Return every entry in the listing word for word.

★ ★ ★ ★ ★

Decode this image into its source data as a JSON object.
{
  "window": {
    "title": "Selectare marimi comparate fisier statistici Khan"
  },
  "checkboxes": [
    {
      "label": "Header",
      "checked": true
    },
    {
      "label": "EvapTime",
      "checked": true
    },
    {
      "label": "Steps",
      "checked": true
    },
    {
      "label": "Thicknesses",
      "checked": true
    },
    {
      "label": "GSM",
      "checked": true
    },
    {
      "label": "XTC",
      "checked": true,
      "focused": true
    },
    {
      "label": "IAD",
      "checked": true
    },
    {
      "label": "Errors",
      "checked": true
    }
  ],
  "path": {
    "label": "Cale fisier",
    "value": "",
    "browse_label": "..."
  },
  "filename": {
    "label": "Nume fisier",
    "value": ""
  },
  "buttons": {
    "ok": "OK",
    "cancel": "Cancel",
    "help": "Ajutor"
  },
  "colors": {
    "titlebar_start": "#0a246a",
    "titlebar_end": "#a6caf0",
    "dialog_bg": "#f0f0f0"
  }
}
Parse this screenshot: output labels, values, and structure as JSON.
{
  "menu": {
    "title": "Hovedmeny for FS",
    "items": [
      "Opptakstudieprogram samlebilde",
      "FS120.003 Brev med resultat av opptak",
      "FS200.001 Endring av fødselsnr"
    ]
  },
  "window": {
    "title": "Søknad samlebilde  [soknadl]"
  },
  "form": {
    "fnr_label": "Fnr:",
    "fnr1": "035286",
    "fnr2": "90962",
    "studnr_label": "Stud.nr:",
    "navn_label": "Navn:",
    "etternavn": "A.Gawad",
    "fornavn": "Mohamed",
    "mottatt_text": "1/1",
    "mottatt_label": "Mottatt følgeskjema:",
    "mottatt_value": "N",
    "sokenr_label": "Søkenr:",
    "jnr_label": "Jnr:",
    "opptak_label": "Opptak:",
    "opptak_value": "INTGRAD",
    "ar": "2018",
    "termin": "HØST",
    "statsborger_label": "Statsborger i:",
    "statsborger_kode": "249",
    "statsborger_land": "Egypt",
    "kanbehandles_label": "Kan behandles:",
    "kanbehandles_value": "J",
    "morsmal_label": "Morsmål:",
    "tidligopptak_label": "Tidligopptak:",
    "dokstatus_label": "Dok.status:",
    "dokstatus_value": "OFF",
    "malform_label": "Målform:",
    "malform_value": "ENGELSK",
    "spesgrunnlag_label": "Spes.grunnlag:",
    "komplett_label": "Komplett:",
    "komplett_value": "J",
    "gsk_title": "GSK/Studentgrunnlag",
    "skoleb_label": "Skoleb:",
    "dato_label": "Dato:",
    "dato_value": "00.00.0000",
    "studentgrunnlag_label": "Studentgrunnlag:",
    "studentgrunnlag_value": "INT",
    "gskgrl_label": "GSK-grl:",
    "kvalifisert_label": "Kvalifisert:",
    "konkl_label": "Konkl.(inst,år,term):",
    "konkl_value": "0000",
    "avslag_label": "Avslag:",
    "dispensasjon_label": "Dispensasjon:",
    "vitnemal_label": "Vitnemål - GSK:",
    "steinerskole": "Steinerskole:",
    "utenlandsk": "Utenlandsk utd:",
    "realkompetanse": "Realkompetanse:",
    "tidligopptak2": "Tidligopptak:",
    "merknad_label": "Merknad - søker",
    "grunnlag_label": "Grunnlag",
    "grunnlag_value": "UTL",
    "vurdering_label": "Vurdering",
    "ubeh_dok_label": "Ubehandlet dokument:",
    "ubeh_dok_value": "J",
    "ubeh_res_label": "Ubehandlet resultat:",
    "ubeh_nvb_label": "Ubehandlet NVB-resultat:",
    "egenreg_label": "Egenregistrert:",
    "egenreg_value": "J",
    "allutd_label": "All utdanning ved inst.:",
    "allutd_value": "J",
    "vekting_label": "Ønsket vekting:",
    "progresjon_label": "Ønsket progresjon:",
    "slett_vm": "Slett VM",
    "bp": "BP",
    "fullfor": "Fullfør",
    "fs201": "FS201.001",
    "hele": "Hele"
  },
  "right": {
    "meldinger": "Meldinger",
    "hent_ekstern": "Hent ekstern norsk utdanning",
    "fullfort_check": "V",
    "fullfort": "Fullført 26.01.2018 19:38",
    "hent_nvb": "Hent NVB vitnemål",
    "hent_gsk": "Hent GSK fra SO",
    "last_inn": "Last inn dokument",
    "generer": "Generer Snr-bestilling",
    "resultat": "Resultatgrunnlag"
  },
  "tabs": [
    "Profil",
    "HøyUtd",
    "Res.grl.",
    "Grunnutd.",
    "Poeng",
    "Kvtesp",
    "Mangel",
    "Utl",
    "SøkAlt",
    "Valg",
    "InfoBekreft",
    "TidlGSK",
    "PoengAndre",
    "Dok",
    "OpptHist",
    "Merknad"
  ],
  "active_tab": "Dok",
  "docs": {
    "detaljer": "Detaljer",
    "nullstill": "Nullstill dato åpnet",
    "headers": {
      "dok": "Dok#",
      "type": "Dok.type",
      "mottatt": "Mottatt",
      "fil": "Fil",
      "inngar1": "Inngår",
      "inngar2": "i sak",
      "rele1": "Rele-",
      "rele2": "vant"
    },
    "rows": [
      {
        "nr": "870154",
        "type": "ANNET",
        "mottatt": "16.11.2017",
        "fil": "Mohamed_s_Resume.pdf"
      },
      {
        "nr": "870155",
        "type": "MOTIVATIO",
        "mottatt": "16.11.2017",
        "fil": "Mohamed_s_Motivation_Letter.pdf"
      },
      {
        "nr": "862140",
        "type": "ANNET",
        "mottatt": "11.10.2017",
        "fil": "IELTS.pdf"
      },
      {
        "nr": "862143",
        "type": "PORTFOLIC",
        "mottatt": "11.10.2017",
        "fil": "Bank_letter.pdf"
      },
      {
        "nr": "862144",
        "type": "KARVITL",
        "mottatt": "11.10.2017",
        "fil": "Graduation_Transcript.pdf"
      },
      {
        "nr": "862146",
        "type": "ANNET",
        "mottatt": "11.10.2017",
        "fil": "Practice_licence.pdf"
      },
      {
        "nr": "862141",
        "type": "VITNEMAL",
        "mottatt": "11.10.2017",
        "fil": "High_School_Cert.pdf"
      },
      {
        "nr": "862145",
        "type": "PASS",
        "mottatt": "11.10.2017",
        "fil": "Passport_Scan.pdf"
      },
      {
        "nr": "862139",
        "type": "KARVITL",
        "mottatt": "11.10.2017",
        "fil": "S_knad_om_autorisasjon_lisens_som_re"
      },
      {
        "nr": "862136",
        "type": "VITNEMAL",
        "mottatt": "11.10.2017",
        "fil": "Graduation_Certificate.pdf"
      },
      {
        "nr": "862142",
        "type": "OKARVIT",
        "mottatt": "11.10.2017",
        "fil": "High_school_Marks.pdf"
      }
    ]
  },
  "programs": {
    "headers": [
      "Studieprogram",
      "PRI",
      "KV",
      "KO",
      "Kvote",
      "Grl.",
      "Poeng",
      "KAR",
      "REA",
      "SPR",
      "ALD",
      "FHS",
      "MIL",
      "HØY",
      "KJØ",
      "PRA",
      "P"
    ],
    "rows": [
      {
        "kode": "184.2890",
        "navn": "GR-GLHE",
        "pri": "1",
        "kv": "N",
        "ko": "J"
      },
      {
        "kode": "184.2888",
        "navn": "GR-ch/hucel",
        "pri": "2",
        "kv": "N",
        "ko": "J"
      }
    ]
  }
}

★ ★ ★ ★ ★

● Answer space:
Decode this image into its source data as a JSON object.
{
  "window": {
    "title": "Selectare marimi comparate fisier statistici Khan"
  },
  "checkboxes": [
    {
      "label": "Header",
      "checked": true
    },
    {
      "label": "EvapTime",
      "checked": true
    },
    {
      "label": "Steps",
      "checked": true
    },
    {
      "label": "Thicknesses",
      "checked": true
    },
    {
      "label": "GSM",
      "checked": true
    },
    {
      "label": "XTC",
      "checked": true,
      "focused": true
    },
    {
      "label": "IAD",
      "checked": true
    },
    {
      "label": "Errors",
      "checked": true
    }
  ],
  "path": {
    "label": "Cale fisier",
    "value": "",
    "browse_label": "..."
  },
  "filename": {
    "label": "Nume fisier",
    "value": ""
  },
  "buttons": {
    "ok": "OK",
    "cancel": "Cancel",
    "help": "Ajutor"
  },
  "colors": {
    "titlebar_start": "#0a246a",
    "titlebar_end": "#a6caf0",
    "dialog_bg": "#f0f0f0"
  }
}
Parse this screenshot: output labels, values, and structure as JSON.
{
  "menu": {
    "title": "Hovedmeny for FS",
    "items": [
      "Opptakstudieprogram samlebilde",
      "FS120.003 Brev med resultat av opptak",
      "FS200.001 Endring av fødselsnr"
    ]
  },
  "window": {
    "title": "Søknad samlebilde  [soknadl]"
  },
  "form": {
    "fnr_label": "Fnr:",
    "fnr1": "035286",
    "fnr2": "90962",
    "studnr_label": "Stud.nr:",
    "navn_label": "Navn:",
    "etternavn": "A.Gawad",
    "fornavn": "Mohamed",
    "mottatt_text": "1/1",
    "mottatt_label": "Mottatt følgeskjema:",
    "mottatt_value": "N",
    "sokenr_label": "Søkenr:",
    "jnr_label": "Jnr:",
    "opptak_label": "Opptak:",
    "opptak_value": "INTGRAD",
    "ar": "2018",
    "termin": "HØST",
    "statsborger_label": "Statsborger i:",
    "statsborger_kode": "249",
    "statsborger_land": "Egypt",
    "kanbehandles_label": "Kan behandles:",
    "kanbehandles_value": "J",
    "morsmal_label": "Morsmål:",
    "tidligopptak_label": "Tidligopptak:",
    "dokstatus_label": "Dok.status:",
    "dokstatus_value": "OFF",
    "malform_label": "Målform:",
    "malform_value": "ENGELSK",
    "spesgrunnlag_label": "Spes.grunnlag:",
    "komplett_label": "Komplett:",
    "komplett_value": "J",
    "gsk_title": "GSK/Studentgrunnlag",
    "skoleb_label": "Skoleb:",
    "dato_label": "Dato:",
    "dato_value": "00.00.0000",
    "studentgrunnlag_label": "Studentgrunnlag:",
    "studentgrunnlag_value": "INT",
    "gskgrl_label": "GSK-grl:",
    "kvalifisert_label": "Kvalifisert:",
    "konkl_label": "Konkl.(inst,år,term):",
    "konkl_value": "0000",
    "avslag_label": "Avslag:",
    "dispensasjon_label": "Dispensasjon:",
    "vitnemal_label": "Vitnemål - GSK:",
    "steinerskole": "Steinerskole:",
    "utenlandsk": "Utenlandsk utd:",
    "realkompetanse": "Realkompetanse:",
    "tidligopptak2": "Tidligopptak:",
    "merknad_label": "Merknad - søker",
    "grunnlag_label": "Grunnlag",
    "grunnlag_value": "UTL",
    "vurdering_label": "Vurdering",
    "ubeh_dok_label": "Ubehandlet dokument:",
    "ubeh_dok_value": "J",
    "ubeh_res_label": "Ubehandlet resultat:",
    "ubeh_nvb_label": "Ubehandlet NVB-resultat:",
    "egenreg_label": "Egenregistrert:",
    "egenreg_value": "J",
    "allutd_label": "All utdanning ved inst.:",
    "allutd_value": "J",
    "vekting_label": "Ønsket vekting:",
    "progresjon_label": "Ønsket progresjon:",
    "slett_vm": "Slett VM",
    "bp": "BP",
    "fullfor": "Fullfør",
    "fs201": "FS201.001",
    "hele": "Hele"
  },
  "right": {
    "meldinger": "Meldinger",
    "hent_ekstern": "Hent ekstern norsk utdanning",
    "fullfort_check": "V",
    "fullfort": "Fullført 26.01.2018 19:38",
    "hent_nvb": "Hent NVB vitnemål",
    "hent_gsk": "Hent GSK fra SO",
    "last_inn": "Last inn dokument",
    "generer": "Generer Snr-bestilling",
    "resultat": "Resultatgrunnlag"
  },
  "tabs": [
    "Profil",
    "HøyUtd",
    "Res.grl.",
    "Grunnutd.",
    "Poeng",
    "Kvtesp",
    "Mangel",
    "Utl",
    "SøkAlt",
    "Valg",
    "InfoBekreft",
    "TidlGSK",
    "PoengAndre",
    "Dok",
    "OpptHist",
    "Merknad"
  ],
  "active_tab": "Dok",
  "docs": {
    "detaljer": "Detaljer",
    "nullstill": "Nullstill dato åpnet",
    "headers": {
      "dok": "Dok#",
      "type": "Dok.type",
      "mottatt": "Mottatt",
      "fil": "Fil",
      "inngar1": "Inngår",
      "inngar2": "i sak",
      "rele1": "Rele-",
      "rele2": "vant"
    },
    "rows": [
      {
        "nr": "870154",
        "type": "ANNET",
        "mottatt": "16.11.2017",
        "fil": "Mohamed_s_Resume.pdf"
      },
      {
        "nr": "870155",
        "type": "MOTIVATIO",
        "mottatt": "16.11.2017",
        "fil": "Mohamed_s_Motivation_Letter.pdf"
      },
      {
        "nr": "862140",
        "type": "ANNET",
        "mottatt": "11.10.2017",
        "fil": "IELTS.pdf"
      },
      {
        "nr": "862143",
        "type": "PORTFOLIC",
        "mottatt": "11.10.2017",
        "fil": "Bank_letter.pdf"
      },
      {
        "nr": "862144",
        "type": "KARVITL",
        "mottatt": "11.10.2017",
        "fil": "Graduation_Transcript.pdf"
      },
      {
        "nr": "862146",
        "type": "ANNET",
        "mottatt": "11.10.2017",
        "fil": "Practice_licence.pdf"
      },
      {
        "nr": "862141",
        "type": "VITNEMAL",
        "mottatt": "11.10.2017",
        "fil": "High_School_Cert.pdf"
      },
      {
        "nr": "862145",
        "type": "PASS",
        "mottatt": "11.10.2017",
        "fil": "Passport_Scan.pdf"
      },
      {
        "nr": "862139",
        "type": "KARVITL",
        "mottatt": "11.10.2017",
        "fil": "S_knad_om_autorisasjon_lisens_som_re"
      },
      {
        "nr": "862136",
        "type": "VITNEMAL",
        "mottatt": "11.10.2017",
        "fil": "Graduation_Certificate.pdf"
      },
      {
        "nr": "862142",
        "type": "OKARVIT",
        "mottatt": "11.10.2017",
        "fil": "High_school_Marks.pdf"
      }
    ]
  },
  "programs": {
    "headers": [
      "Studieprogram",
      "PRI",
      "KV",
      "KO",
      "Kvote",
      "Grl.",
      "Poeng",
      "KAR",
      "REA",
      "SPR",
      "ALD",
      "FHS",
      "MIL",
      "HØY",
      "KJØ",
      "PRA",
      "P"
    ],
    "rows": [
      {
        "kode": "184.2890",
        "navn": "GR-GLHE",
        "pri": "1",
        "kv": "N",
        "ko": "J"
      },
      {
        "kode": "184.2888",
        "navn": "GR-ch/hucel",
        "pri": "2",
        "kv": "N",
        "ko": "J"
      }
    ]
  }
}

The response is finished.